## What is required
Without leaving out a single line, copy the records exactly.

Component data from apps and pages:
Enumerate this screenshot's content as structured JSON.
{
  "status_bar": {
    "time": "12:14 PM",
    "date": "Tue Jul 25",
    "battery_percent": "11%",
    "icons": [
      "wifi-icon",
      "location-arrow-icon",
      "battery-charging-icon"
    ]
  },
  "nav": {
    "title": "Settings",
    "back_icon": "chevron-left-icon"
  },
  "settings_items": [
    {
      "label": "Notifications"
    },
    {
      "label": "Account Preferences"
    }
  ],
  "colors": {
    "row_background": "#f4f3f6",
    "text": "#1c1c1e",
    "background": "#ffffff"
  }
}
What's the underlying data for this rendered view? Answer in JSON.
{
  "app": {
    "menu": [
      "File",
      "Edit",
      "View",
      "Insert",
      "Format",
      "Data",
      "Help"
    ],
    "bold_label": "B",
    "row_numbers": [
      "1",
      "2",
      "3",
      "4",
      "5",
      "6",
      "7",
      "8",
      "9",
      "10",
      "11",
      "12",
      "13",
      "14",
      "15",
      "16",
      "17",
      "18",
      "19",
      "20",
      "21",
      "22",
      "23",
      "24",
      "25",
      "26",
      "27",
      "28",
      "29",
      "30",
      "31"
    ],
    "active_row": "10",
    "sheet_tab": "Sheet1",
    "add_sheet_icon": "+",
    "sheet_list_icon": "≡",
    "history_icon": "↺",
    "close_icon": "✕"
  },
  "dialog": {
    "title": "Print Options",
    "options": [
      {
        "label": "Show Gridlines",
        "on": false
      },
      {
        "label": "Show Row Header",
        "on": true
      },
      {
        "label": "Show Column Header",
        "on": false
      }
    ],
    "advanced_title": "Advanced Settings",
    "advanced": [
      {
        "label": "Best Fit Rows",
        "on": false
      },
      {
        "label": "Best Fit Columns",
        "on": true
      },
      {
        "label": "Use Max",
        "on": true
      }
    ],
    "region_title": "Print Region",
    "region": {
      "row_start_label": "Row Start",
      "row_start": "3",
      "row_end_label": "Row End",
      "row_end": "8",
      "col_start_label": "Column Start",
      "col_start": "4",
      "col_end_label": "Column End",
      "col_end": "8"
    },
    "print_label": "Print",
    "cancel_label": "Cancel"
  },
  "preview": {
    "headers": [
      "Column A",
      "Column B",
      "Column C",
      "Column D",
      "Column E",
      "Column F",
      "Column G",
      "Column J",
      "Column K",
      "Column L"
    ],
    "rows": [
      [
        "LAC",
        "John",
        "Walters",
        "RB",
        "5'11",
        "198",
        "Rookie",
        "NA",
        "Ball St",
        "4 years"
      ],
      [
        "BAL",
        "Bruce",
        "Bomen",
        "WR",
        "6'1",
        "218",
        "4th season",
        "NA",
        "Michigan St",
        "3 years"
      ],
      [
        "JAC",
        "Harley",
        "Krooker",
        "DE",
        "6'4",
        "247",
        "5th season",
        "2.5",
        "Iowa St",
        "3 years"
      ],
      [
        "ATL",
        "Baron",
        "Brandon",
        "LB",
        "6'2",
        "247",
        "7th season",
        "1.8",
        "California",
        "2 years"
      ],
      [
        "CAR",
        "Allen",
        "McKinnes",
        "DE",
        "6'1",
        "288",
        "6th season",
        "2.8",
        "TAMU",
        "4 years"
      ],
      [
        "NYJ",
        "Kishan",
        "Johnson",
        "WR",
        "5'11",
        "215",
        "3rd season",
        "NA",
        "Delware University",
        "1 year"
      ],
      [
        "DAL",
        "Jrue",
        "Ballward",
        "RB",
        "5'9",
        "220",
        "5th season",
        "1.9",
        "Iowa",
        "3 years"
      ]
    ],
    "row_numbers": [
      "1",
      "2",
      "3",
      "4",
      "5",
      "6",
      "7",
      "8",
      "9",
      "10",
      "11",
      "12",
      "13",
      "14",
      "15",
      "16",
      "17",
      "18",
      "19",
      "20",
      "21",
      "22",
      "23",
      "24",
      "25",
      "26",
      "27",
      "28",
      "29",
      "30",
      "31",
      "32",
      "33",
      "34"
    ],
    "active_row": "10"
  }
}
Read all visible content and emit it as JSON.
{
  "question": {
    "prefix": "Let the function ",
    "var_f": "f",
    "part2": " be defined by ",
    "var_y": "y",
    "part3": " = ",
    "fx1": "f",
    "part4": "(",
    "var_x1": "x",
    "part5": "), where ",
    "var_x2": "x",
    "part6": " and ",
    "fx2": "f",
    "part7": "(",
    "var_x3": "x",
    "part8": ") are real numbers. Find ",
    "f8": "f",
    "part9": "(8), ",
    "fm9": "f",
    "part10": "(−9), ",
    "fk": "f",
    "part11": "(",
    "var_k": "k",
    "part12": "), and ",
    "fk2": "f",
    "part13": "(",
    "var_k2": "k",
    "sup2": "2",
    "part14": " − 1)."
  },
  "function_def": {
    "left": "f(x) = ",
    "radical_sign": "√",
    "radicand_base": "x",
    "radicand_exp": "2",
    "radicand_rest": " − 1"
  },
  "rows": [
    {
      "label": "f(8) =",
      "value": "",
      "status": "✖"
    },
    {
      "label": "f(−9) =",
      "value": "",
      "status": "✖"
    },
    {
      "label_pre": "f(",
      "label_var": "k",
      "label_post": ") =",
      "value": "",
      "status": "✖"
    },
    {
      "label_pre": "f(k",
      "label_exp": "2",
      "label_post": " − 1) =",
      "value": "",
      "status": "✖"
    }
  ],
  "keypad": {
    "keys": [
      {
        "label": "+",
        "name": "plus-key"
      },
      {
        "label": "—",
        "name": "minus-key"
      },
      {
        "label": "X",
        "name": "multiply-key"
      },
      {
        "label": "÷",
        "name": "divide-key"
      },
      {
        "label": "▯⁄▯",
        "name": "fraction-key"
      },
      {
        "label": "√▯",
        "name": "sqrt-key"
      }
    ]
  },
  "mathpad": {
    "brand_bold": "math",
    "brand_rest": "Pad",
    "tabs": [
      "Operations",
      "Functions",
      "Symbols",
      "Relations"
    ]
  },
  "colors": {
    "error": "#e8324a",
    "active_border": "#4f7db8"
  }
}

## Output for this exercise
Enumerate this screenshot's content as structured JSON.
{
  "status_bar": {
    "time": "12:14 PM",
    "date": "Tue Jul 25",
    "battery_percent": "11%",
    "icons": [
      "wifi-icon",
      "location-arrow-icon",
      "battery-charging-icon"
    ]
  },
  "nav": {
    "title": "Settings",
    "back_icon": "chevron-left-icon"
  },
  "settings_items": [
    {
      "label": "Notifications"
    },
    {
      "label": "Account Preferences"
    }
  ],
  "colors": {
    "row_background": "#f4f3f6",
    "text": "#1c1c1e",
    "background": "#ffffff"
  }
}
What's the underlying data for this rendered view? Answer in JSON.
{
  "app": {
    "menu": [
      "File",
      "Edit",
      "View",
      "Insert",
      "Format",
      "Data",
      "Help"
    ],
    "bold_label": "B",
    "row_numbers": [
      "1",
      "2",
      "3",
      "4",
      "5",
      "6",
      "7",
      "8",
      "9",
      "10",
      "11",
      "12",
      "13",
      "14",
      "15",
      "16",
      "17",
      "18",
      "19",
      "20",
      "21",
      "22",
      "23",
      "24",
      "25",
      "26",
      "27",
      "28",
      "29",
      "30",
      "31"
    ],
    "active_row": "10",
    "sheet_tab": "Sheet1",
    "add_sheet_icon": "+",
    "sheet_list_icon": "≡",
    "history_icon": "↺",
    "close_icon": "✕"
  },
  "dialog": {
    "title": "Print Options",
    "options": [
      {
        "label": "Show Gridlines",
        "on": false
      },
      {
        "label": "Show Row Header",
        "on": true
      },
      {
        "label": "Show Column Header",
        "on": false
      }
    ],
    "advanced_title": "Advanced Settings",
    "advanced": [
      {
        "label": "Best Fit Rows",
        "on": false
      },
      {
        "label": "Best Fit Columns",
        "on": true
      },
      {
        "label": "Use Max",
        "on": true
      }
    ],
    "region_title": "Print Region",
    "region": {
      "row_start_label": "Row Start",
      "row_start": "3",
      "row_end_label": "Row End",
      "row_end": "8",
      "col_start_label": "Column Start",
      "col_start": "4",
      "col_end_label": "Column End",
      "col_end": "8"
    },
    "print_label": "Print",
    "cancel_label": "Cancel"
  },
  "preview": {
    "headers": [
      "Column A",
      "Column B",
      "Column C",
      "Column D",
      "Column E",
      "Column F",
      "Column G",
      "Column J",
      "Column K",
      "Column L"
    ],
    "rows": [
      [
        "LAC",
        "John",
        "Walters",
        "RB",
        "5'11",
        "198",
        "Rookie",
        "NA",
        "Ball St",
        "4 years"
      ],
      [
        "BAL",
        "Bruce",
        "Bomen",
        "WR",
        "6'1",
        "218",
        "4th season",
        "NA",
        "Michigan St",
        "3 years"
      ],
      [
        "JAC",
        "Harley",
        "Krooker",
        "DE",
        "6'4",
        "247",
        "5th season",
        "2.5",
        "Iowa St",
        "3 years"
      ],
      [
        "ATL",
        "Baron",
        "Brandon",
        "LB",
        "6'2",
        "247",
        "7th season",
        "1.8",
        "California",
        "2 years"
      ],
      [
        "CAR",
        "Allen",
        "McKinnes",
        "DE",
        "6'1",
        "288",
        "6th season",
        "2.8",
        "TAMU",
        "4 years"
      ],
      [
        "NYJ",
        "Kishan",
        "Johnson",
        "WR",
        "5'11",
        "215",
        "3rd season",
        "NA",
        "Delware University",
        "1 year"
      ],
      [
        "DAL",
        "Jrue",
        "Ballward",
        "RB",
        "5'9",
        "220",
        "5th season",
        "1.9",
        "Iowa",
        "3 years"
      ]
    ],
    "row_numbers": [
      "1",
      "2",
      "3",
      "4",
      "5",
      "6",
      "7",
      "8",
      "9",
      "10",
      "11",
      "12",
      "13",
      "14",
      "15",
      "16",
      "17",
      "18",
      "19",
      "20",
      "21",
      "22",
      "23",
      "24",
      "25",
      "26",
      "27",
      "28",
      "29",
      "30",
      "31",
      "32",
      "33",
      "34"
    ],
    "active_row": "10"
  }
}
Read all visible content and emit it as JSON.
{
  "question": {
    "prefix": "Let the function ",
    "var_f": "f",
    "part2": " be defined by ",
    "var_y": "y",
    "part3": " = ",
    "fx1": "f",
    "part4": "(",
    "var_x1": "x",
    "part5": "), where ",
    "var_x2": "x",
    "part6": " and ",
    "fx2": "f",
    "part7": "(",
    "var_x3": "x",
    "part8": ") are real numbers. Find ",
    "f8": "f",
    "part9": "(8), ",
    "fm9": "f",
    "part10": "(−9), ",
    "fk": "f",
    "part11": "(",
    "var_k": "k",
    "part12": "), and ",
    "fk2": "f",
    "part13": "(",
    "var_k2": "k",
    "sup2": "2",
    "part14": " − 1)."
  },
  "function_def": {
    "left": "f(x) = ",
    "radical_sign": "√",
    "radicand_base": "x",
    "radicand_exp": "2",
    "radicand_rest": " − 1"
  },
  "rows": [
    {
      "label": "f(8) =",
      "value": "",
      "status": "✖"
    },
    {
      "label": "f(−9) =",
      "value": "",
      "status": "✖"
    },
    {
      "label_pre": "f(",
      "label_var": "k",
      "label_post": ") =",
      "value": "",
      "status": "✖"
    },
    {
      "label_pre": "f(k",
      "label_exp": "2",
      "label_post": " − 1) =",
      "value": "",
      "status": "✖"
    }
  ],
  "keypad": {
    "keys": [
      {
        "label": "+",
        "name": "plus-key"
      },
      {
        "label": "—",
        "name": "minus-key"
      },
      {
        "label": "X",
        "name": "multiply-key"
      },
      {
        "label": "÷",
        "name": "divide-key"
      },
      {
        "label": "▯⁄▯",
        "name": "fraction-key"
      },
      {
        "label": "√▯",
        "name": "sqrt-key"
      }
    ]
  },
  "mathpad": {
    "brand_bold": "math",
    "brand_rest": "Pad",
    "tabs": [
      "Operations",
      "Functions",
      "Symbols",
      "Relations"
    ]
  },
  "colors": {
    "error": "#e8324a",
    "active_border": "#4f7db8"
  }
}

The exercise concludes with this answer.